__Data excerpts__:
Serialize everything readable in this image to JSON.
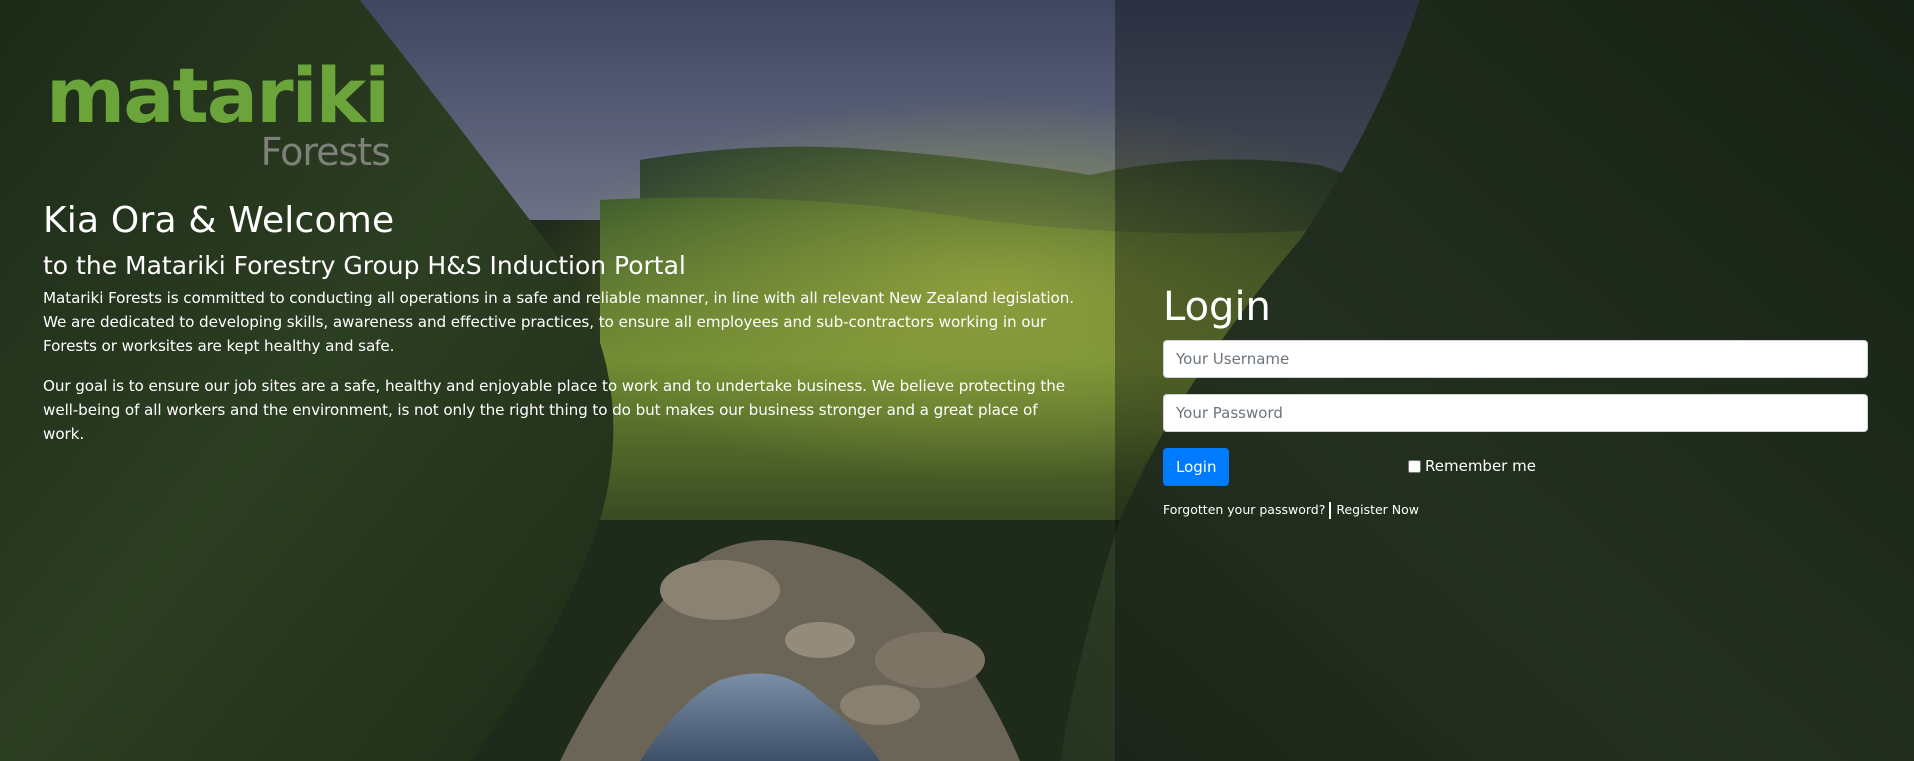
{
  "brand": {
    "logo_main": "matariki",
    "logo_sub": "Forests"
  },
  "welcome": {
    "heading": "Kia Ora & Welcome",
    "subheading": "to the Matariki Forestry Group H&S Induction Portal",
    "paragraph_1": "Matariki Forests is committed to conducting all operations in a safe and reliable manner, in line with all relevant New Zealand legislation.  We are dedicated to developing skills, awareness and effective practices, to ensure all employees and sub-contractors working in our Forests or worksites are kept healthy and safe.",
    "paragraph_2": "Our goal is to ensure our job sites are a safe, healthy and enjoyable place to work and to undertake business.  We believe protecting the well-being of all workers and the environment, is not only the right thing to do but makes our business stronger and a great place of work."
  },
  "login": {
    "title": "Login",
    "username_placeholder": "Your Username",
    "password_placeholder": "Your Password",
    "submit_label": "Login",
    "remember_label": "Remember me",
    "remember_checked": false,
    "forgot_label": "Forgotten your password?",
    "register_label": "Register Now"
  },
  "colors": {
    "brand_green": "#6aa43a",
    "brand_grey": "#7e8179",
    "button_blue": "#007bff"
  }
}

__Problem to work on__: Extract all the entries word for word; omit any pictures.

__Exercise answer__:
Serialize everything readable in this image to JSON.
{
  "brand": {
    "logo_main": "matariki",
    "logo_sub": "Forests"
  },
  "welcome": {
    "heading": "Kia Ora & Welcome",
    "subheading": "to the Matariki Forestry Group H&S Induction Portal",
    "paragraph_1": "Matariki Forests is committed to conducting all operations in a safe and reliable manner, in line with all relevant New Zealand legislation.  We are dedicated to developing skills, awareness and effective practices, to ensure all employees and sub-contractors working in our Forests or worksites are kept healthy and safe.",
    "paragraph_2": "Our goal is to ensure our job sites are a safe, healthy and enjoyable place to work and to undertake business.  We believe protecting the well-being of all workers and the environment, is not only the right thing to do but makes our business stronger and a great place of work."
  },
  "login": {
    "title": "Login",
    "username_placeholder": "Your Username",
    "password_placeholder": "Your Password",
    "submit_label": "Login",
    "remember_label": "Remember me",
    "remember_checked": false,
    "forgot_label": "Forgotten your password?",
    "register_label": "Register Now"
  },
  "colors": {
    "brand_green": "#6aa43a",
    "brand_grey": "#7e8179",
    "button_blue": "#007bff"
  }
}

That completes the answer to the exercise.